Citation: Tabanca, N., Tok, F., Kocyigit-, K., Yang, X. 2023. Novel phthalimide derivatives and their toxicities against caribbean fruit fly, anastrepha suspensa (Loew). National Meeting & Exposition of the American Chemical Society (Hybrid).

Interpretive Summary: Abstract only.

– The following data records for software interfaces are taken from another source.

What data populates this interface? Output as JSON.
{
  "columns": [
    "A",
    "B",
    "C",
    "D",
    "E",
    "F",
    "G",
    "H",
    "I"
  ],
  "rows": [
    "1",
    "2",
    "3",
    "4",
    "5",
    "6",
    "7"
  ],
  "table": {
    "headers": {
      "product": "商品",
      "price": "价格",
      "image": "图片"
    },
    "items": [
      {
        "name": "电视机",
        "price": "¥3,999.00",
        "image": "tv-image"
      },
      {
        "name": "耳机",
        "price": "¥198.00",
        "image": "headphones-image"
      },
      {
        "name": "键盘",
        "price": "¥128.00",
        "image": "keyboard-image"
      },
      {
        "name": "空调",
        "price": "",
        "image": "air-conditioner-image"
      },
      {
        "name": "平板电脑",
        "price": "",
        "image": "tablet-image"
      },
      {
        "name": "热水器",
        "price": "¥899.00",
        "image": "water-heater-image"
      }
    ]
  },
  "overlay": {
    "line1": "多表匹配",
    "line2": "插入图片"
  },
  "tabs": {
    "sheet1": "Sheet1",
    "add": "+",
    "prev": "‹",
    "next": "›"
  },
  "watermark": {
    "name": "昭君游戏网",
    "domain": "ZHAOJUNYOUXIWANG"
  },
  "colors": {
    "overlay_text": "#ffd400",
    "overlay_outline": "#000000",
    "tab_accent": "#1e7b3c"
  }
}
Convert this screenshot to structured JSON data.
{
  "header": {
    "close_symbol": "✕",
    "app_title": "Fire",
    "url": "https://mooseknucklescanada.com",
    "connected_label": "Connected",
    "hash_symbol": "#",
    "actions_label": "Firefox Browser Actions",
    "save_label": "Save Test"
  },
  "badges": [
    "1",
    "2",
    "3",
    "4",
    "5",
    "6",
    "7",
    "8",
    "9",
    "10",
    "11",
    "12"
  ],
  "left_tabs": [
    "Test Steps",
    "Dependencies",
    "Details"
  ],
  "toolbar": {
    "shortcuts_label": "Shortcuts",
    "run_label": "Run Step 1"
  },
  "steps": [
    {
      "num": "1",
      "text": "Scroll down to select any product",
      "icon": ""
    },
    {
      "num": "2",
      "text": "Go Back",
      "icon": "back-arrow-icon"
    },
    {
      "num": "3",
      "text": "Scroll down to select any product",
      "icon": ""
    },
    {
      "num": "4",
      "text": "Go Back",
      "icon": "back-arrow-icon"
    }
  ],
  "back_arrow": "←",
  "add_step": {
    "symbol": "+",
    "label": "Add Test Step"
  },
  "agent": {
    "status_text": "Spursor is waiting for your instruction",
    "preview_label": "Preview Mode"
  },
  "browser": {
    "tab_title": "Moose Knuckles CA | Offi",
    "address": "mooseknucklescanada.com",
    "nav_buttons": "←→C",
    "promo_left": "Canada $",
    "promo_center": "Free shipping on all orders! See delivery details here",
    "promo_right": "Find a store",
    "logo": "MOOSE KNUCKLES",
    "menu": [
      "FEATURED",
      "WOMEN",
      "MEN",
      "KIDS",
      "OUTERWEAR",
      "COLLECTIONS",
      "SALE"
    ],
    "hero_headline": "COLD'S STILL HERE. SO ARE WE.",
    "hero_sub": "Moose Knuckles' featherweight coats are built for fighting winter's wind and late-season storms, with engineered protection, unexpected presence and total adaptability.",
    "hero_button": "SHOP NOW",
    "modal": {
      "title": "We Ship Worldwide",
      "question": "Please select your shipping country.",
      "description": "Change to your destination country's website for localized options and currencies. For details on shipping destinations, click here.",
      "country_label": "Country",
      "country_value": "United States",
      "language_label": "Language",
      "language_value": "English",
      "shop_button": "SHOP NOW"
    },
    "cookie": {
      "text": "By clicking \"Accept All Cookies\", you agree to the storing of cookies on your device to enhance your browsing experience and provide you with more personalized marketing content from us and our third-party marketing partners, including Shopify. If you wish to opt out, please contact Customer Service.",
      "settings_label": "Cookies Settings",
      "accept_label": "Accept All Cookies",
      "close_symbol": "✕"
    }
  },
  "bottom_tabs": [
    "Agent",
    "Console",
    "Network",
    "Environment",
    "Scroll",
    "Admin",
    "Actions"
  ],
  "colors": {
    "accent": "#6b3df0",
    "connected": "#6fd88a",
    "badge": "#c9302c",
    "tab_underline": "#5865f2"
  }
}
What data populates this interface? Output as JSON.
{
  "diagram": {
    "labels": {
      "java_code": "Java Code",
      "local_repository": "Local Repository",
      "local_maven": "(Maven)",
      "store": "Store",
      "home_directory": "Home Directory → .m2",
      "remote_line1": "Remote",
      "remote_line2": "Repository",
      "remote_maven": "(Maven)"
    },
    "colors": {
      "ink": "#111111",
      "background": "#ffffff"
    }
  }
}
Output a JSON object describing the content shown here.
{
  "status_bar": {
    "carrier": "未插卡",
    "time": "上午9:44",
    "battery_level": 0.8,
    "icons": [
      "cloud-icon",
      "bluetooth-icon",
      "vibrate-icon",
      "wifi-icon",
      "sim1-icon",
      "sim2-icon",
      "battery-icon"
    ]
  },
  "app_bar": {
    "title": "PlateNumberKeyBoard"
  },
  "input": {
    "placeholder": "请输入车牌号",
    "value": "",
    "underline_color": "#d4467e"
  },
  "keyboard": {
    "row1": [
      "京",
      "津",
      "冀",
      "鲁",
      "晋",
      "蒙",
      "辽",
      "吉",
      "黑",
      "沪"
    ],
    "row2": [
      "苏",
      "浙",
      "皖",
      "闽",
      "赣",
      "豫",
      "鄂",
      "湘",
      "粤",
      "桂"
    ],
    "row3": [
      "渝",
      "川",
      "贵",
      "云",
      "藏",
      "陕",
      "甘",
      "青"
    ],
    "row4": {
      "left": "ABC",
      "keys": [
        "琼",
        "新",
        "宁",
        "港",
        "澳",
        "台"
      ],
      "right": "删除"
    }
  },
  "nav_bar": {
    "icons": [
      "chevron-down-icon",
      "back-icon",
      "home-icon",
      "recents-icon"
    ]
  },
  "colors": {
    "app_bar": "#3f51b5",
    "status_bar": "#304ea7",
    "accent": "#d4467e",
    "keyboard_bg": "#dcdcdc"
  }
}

Technical Abstract: Fruit flies (Diptera: Tephritidae) are serious pests of numerous fruit crops throughout the world. Current management typically relies on bait sprays or bait stations that incorporate insecticides, but there are public concerns regarding their adverse effects on the environment and non-target organisms, as well as an increase in resistance to conventional insecticides. Therefore, the need to explore novel, environmentally-friendly and cost-effective alternatives is urgently needed. The isoindoline-1,3-diones, commonly known as phthalimides, are a class of compounds with widespread biological uses, including human medicinal applications. In this study, we designed and synthesized 13 new phthalimides (4a to 4m) with 75-85% yield and characterized these compounds by IR, 1H-NMR, and 13C-NMR spectroscopy. The infrared spectra (IR) of the new phthalimides were detected in N-H stretching vibrations at 3242-3389 cm-1, and carbonyl (C=O) bands of the phthalimide and amide structures were found at 1720-1797 cm-1and 1643-1697 cm-1, respectively. The proton nuclear magnetic resonance spectra (1H-NMR) of 4 (a–m) showed that NH peaks of amide and hydrazide structures resonated as singlets within the range of 11.20-11.40 ppm and 10.37-10.81 ppm, respectively. The carbon-13 nuclear magnetic resonance spectra (13C-NMR) of 4 (a–m) showed that the carbonyl (C=O) carbons of amide and phthalimide structures were in the range of 165.01-169.32 ppm. All molecules were evaluated for their insecticidal activity against female Caribbean fruit fly, Anastrepha suspensa (Loew). High topical toxicities were observed with three phthalimide derivatives (4a, 4c, and 4d) with LD50 values ranging from 0.70 to 1.91 ug/fly within 24 h. This is likely due to the faster permeation of these derivatives through the insect cuticle. Results indicated that lipophilic compounds, which can penetrate the cuticle and pass through cell membranes (lipid bilayers), displayed the greatest level of toxicity against adult A. suspensa. Additional studies are needed to determine potential synergistic effects of two or more phthalimide compounds, and to develop protocols to implement these agents in integrated pest management (IPM) programs for control of tephritid pests.